Lawyers, guns and... marijuana?
We've lamented in the past that most everyone seems to support personal freedom and small government right up until they encounter someone doing something they find offensive or frightening. Then come the demands for "law and order," to be enforced by the very police and government agents that were branded as nothing more than muscle for tyrants just days before. This seems to be especially true of decriminalizing marijuana.
Last week, a lawsuit filed by Nebraska and Oklahoma asked the Supreme Court to nullify Colorado's 2012 law legalizing pot in the state. The primary expressed complaint is that legally-accessible pot is being brought across the state borders into places where it is restricted and "may" increase criminal activity there. However, the legal complaint is that the state law in Colorado violates Federal law - and those neighboring states are insisting that the Feds do their duty and reign in a scofflaw state.
Keep in mind, Oklahoma's House passed a bill earlier this year that told the Federal government that its gun laws did not apply to any firearm made in the state, for the citizens, and that was not manufactured with the intent of exporting it from the state. Further, any agent attempting to enforce Federal gun laws regarding such firearms would face arrest by state law enforcement. There were few tears shed over interstate commerce during discussion of this bill. Yet, Oklahoma is now using the same argument New York has used to demand restriction of private firearm sales in neighboring states. "Your state government's lack of interference in your citizens' personal business conflicts with my state's laws and may result in increased crime, so you must be compelled to stop."
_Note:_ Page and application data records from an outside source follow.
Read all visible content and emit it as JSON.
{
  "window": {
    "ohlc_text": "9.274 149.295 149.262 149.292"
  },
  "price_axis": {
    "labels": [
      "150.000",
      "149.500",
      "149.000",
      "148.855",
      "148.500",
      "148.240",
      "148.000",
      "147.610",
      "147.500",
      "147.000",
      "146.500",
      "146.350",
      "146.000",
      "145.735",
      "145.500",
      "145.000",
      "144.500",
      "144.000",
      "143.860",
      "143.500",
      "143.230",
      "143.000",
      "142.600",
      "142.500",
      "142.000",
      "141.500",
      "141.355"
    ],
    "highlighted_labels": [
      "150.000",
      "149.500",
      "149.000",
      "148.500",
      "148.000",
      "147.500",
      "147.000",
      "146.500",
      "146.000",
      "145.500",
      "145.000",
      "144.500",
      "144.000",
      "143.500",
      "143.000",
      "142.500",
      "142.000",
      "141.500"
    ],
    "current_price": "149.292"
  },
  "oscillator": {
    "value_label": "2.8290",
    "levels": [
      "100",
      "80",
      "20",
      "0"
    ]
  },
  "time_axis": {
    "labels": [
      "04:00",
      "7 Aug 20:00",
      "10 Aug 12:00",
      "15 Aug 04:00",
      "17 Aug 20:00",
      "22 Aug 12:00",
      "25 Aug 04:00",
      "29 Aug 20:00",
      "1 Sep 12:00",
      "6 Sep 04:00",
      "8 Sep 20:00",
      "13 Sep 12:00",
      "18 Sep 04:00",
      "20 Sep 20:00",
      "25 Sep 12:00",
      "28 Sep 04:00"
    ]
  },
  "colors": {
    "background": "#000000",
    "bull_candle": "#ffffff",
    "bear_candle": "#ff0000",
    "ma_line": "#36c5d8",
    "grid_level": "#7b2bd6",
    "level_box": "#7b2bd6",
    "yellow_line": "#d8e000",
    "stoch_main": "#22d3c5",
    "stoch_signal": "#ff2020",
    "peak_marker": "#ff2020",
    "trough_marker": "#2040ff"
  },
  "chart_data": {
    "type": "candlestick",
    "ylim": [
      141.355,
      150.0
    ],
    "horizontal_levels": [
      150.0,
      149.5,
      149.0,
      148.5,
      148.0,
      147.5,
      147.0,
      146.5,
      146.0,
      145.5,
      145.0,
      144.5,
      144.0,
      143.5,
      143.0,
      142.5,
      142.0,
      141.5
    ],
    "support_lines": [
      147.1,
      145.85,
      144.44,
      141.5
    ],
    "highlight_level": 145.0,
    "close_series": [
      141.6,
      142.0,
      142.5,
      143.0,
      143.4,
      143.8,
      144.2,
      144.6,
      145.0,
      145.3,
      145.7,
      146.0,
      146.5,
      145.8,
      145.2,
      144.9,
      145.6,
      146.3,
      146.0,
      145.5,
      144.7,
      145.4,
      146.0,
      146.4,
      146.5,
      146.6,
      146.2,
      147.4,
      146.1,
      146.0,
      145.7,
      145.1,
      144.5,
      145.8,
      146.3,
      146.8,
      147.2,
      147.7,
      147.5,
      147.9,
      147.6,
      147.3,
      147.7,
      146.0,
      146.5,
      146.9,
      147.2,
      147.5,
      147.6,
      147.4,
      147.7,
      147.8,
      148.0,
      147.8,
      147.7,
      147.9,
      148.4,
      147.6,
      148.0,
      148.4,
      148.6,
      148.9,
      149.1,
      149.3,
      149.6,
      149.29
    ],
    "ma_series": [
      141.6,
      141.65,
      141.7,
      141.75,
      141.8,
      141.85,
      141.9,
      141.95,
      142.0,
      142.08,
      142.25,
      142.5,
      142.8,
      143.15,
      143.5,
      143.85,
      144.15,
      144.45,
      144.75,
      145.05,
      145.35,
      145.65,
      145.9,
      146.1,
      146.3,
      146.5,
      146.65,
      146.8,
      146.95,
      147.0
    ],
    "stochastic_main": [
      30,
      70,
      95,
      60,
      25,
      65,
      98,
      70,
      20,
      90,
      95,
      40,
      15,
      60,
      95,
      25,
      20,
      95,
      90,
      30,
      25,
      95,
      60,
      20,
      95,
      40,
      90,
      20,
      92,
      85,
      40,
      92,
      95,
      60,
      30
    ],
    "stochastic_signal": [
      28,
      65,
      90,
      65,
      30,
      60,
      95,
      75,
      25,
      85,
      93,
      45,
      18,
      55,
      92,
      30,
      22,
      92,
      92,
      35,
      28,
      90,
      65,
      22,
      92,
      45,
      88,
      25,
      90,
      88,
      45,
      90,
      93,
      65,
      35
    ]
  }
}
Even within Colorado, there is confusion and some hypocrisy regarding legal pot use and legal firearm use. There is the obvious conflict between state and Federal law - to purchase a gun from a licensed dealer, a buyer must fill out a Federal form (4473) which asks if you are an "illegal user" of certain drugs, including marijuana. In Colorado, it is not longer possible to be an "illegal user" (assuming you are of legal age) but recreational pot use is still illegal at a Federal level. If you have smoked or ingested any, the Federal answer is "yes," but the state's perspective is "no." Which answer makes you guilty of perjury?
Further, Colorado has a statewide standard for concealed carry permits, uniform across all counties. However, variations are being found across county sheriffs' applications regarding pot use. Boulder County inquires if you are "unlawful user of, or addicted to" drugs, in addition to asking questions about alcohol abuse. El Paso County asks the same questions regarding abuse and/or addiction but also asks if you "use, grow or possess marijuana for medical or recreational purposes...." No such question about use or possession of alcohol or homebrewing equipment for recreational purposes is found.
Not much can be done regarding the Federal case, aside from asking the Nebraska and Oklahoma Attorneys General to withdraw their complaints lest they undermine their own cases for Tenth Amendment rights. But, in Colorado, two citizens - Edgar Antillon and Isaac Chase - have launched a ballot initiative with a goal of enforcing uniform standards to ensure equal treatment under the law.
These gentlemen had previously been hailed as Constitutional heroes, offering free CCW certification classes through their bluntly named group "Guns For Everyone." Their message this time is consistently direct: If marijuana use is now as legal as alcohol use, it should be treated the same in terms of concealed carry requirements and disqualifications. There should be no question regarding recreational use by any applicant; abuse or addiction should be a disqualifier; and possession of a weapon - with or without a permit - should be prohibited if the carrier is impaired by any substance.
However, they are finding themselves getting a chillier reception from the pro-Second Amendment community because of "the pot thing." The prevailing stereotype is that a person who "unwinds" with a scotch every now and then is by no means an alcoholic and has every right to be armed for self-defense while sober, but one who "unwinds" with a joint spends the majority of their time stoned and therefore has no business carrying a firearm. Ever.
Regardless of your feelings about marijuana (or alcohol or guns or...), you need to look beyond the thing and look at the principle behind an issue. Do states have the right to govern themselves as their citizens see fit? Does your right to carry a weapon for self-defense hinge on whether you choose to use a substance - caffeine, alcohol, or pot - to influence your mood when you are not carrying that weapon? Or are our rights subject to the moral approval of our neighbors and the Federal government? And, if so, is there any limit at all to that precedent?
This is dangerous territory, folks, moreso than most might think. Consider carefully before making any judgements.
[Editor's note: We hope to have an interview with Mr. Antillon and Mr. Chase in the near future to discuss their motivation for - and barriers during - their initiative drive.]